Last year NASA released a map that should be a wakeup call for each one of us.
“You are,” it screamed across patches of warning-red spanning all of India, “consuming way more than the natural recharge rate of aquifers. Beware, your water reserves are running out.”
India extracts more groundwater than any other country in the world. Runner-up China uses just half the amount India does. Further, our water is grossly contaminated in many places — and that toxic brew is what a large percentage of our population consumes every day.
The trend can spell death for a country that depends heavily on agriculture, and has grand plans for its cities. Bangalore is both test case and cautionary tale. It is listed in AT Kearney’s Global Cities Index 2015 as one of the fastest growing cities in the world. It is also the one facing the biggest hurdles: It has no major river running through it; the majority of its 800 lakes have become bus stands, industrial complexes and soccer stadiums, and those that remain are holding pens of industrial sewage.
Half the water Bangalore consumes is mined from underground. 400,000 borewells — likely more than any other Indian city — belch up our daily water supply and with each opening of our taps, the water table sinks further. The other half of Bangalore’s water is pumped, at great expense, across a distance of 100 km from the nearest major river, the Cauvery.
Bangalore has the most expensive — and most heavily subsidised — water in India. And yet, demand constantly outstrips supply as the city shoots concrete blocks ever higher, across an ever-increasing sprawl, while the government plans more satellite towns and industrial hubs.
This dangerous game is symptomatic of India’s boneheaded commitment to mindless growth.
So what are the implications for the Cauvery basin, and for the city of Bangalore itself? How will our insatiable thirst impact the riverine ecosystem? How long will our water support us?

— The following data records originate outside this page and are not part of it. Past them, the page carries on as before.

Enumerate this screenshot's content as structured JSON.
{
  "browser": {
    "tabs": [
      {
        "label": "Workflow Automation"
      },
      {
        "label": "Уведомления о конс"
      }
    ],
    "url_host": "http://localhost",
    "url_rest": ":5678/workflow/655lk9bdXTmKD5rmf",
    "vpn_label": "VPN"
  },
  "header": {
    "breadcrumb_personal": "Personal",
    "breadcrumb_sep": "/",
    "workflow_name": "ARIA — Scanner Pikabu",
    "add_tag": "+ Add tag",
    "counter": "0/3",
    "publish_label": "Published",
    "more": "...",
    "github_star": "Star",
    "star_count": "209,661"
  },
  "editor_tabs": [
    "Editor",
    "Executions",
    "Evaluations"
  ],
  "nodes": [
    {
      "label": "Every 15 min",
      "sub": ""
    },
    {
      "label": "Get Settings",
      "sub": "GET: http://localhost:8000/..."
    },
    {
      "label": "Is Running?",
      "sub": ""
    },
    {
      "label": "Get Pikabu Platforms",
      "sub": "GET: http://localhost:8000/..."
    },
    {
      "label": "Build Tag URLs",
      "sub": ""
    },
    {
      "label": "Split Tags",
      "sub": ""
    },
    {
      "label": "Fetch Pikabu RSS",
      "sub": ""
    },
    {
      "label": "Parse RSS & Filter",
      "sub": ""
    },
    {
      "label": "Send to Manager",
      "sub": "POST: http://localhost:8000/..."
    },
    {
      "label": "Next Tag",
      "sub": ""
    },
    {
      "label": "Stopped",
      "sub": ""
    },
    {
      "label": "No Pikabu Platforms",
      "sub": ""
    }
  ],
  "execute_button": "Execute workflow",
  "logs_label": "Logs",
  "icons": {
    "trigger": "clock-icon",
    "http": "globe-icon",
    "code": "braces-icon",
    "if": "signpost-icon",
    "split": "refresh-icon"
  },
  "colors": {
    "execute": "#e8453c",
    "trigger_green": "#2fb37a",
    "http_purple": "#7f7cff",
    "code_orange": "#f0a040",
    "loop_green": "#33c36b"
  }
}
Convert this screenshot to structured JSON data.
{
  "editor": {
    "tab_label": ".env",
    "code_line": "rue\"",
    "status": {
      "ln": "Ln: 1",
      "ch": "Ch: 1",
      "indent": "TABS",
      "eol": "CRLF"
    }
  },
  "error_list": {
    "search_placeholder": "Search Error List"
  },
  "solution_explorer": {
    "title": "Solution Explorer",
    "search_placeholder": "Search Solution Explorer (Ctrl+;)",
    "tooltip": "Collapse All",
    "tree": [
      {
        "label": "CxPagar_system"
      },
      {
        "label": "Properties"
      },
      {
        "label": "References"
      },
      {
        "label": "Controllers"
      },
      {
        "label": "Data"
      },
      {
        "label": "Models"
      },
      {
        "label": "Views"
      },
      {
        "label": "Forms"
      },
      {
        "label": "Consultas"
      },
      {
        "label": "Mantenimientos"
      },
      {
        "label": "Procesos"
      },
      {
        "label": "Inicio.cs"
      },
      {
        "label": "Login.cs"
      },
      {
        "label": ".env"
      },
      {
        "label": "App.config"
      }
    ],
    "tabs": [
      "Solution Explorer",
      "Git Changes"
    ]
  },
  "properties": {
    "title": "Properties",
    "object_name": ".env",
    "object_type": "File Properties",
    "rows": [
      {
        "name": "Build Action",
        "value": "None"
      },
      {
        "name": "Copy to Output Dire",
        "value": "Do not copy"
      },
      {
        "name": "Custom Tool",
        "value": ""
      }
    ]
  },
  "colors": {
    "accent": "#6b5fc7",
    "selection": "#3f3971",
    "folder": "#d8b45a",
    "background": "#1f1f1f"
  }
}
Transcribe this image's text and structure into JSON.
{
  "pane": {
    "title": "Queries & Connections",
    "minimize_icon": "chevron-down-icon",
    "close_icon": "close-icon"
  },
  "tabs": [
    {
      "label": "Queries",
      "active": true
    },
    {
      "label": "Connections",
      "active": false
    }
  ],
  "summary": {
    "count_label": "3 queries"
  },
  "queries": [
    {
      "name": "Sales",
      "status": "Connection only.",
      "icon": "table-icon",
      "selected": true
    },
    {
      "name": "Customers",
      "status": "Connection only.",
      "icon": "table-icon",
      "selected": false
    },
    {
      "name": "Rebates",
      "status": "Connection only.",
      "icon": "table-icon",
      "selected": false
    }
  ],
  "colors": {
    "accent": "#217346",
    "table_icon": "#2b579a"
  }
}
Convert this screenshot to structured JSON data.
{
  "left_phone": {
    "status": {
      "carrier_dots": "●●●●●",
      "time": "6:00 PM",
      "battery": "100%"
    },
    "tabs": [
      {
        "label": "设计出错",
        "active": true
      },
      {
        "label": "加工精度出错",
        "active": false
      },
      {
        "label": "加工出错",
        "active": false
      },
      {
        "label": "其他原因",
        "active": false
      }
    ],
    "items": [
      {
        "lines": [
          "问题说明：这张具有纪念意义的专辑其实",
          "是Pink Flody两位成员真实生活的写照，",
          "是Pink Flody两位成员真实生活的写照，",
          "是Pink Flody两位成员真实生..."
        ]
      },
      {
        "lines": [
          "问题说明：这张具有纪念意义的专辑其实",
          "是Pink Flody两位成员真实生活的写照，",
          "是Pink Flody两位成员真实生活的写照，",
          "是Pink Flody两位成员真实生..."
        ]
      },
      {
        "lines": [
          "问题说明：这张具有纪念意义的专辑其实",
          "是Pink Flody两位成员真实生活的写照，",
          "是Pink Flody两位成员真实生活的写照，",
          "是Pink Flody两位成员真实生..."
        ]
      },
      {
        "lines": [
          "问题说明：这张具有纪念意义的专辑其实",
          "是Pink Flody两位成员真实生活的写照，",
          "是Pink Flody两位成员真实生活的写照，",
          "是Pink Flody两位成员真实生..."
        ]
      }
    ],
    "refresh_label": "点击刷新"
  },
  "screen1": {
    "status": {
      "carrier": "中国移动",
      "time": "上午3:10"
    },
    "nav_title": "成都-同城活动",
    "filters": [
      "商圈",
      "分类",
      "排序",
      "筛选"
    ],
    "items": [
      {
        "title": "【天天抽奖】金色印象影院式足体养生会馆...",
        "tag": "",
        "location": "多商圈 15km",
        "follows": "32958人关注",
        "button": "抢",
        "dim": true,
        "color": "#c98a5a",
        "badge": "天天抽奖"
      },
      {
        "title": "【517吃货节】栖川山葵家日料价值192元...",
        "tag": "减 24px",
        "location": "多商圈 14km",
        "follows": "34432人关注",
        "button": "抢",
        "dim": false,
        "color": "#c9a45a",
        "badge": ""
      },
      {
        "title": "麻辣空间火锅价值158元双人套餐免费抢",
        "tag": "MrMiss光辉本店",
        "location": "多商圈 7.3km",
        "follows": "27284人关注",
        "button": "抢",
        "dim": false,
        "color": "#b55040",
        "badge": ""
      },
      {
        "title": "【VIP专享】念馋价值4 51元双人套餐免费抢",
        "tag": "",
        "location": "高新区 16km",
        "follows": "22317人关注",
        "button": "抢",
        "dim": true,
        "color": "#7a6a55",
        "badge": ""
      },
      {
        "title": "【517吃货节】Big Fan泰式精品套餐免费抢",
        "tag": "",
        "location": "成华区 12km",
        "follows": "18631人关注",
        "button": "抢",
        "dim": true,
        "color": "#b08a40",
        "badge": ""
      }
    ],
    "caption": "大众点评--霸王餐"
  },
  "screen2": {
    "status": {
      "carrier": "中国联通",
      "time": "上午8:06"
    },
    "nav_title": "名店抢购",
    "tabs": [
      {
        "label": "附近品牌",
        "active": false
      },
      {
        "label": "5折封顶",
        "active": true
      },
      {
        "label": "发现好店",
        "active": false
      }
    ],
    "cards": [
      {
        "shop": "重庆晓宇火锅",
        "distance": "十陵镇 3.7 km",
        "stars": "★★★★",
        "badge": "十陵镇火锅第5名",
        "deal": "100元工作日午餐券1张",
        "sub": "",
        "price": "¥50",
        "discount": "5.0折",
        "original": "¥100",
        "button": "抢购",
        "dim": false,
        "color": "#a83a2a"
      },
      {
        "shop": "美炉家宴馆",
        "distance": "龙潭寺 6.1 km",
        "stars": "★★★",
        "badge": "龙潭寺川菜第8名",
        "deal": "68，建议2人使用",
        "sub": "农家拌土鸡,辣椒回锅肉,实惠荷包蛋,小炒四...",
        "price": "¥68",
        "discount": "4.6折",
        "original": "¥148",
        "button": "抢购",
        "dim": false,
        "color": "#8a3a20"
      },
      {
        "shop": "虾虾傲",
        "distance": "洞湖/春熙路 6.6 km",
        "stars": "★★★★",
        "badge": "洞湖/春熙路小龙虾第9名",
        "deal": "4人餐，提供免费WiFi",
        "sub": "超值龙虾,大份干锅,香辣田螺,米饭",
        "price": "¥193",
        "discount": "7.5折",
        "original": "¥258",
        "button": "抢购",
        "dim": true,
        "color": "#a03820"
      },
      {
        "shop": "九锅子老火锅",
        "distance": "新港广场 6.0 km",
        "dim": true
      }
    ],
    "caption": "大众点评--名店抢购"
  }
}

Over the next few weeks and months, I will criss-cross the Cauvery basin, and creep under the skin of Bangalore, to document this tenuous relationship between water and urban man — and through this prism, examine the implications across all of our burgeoning towns and cities.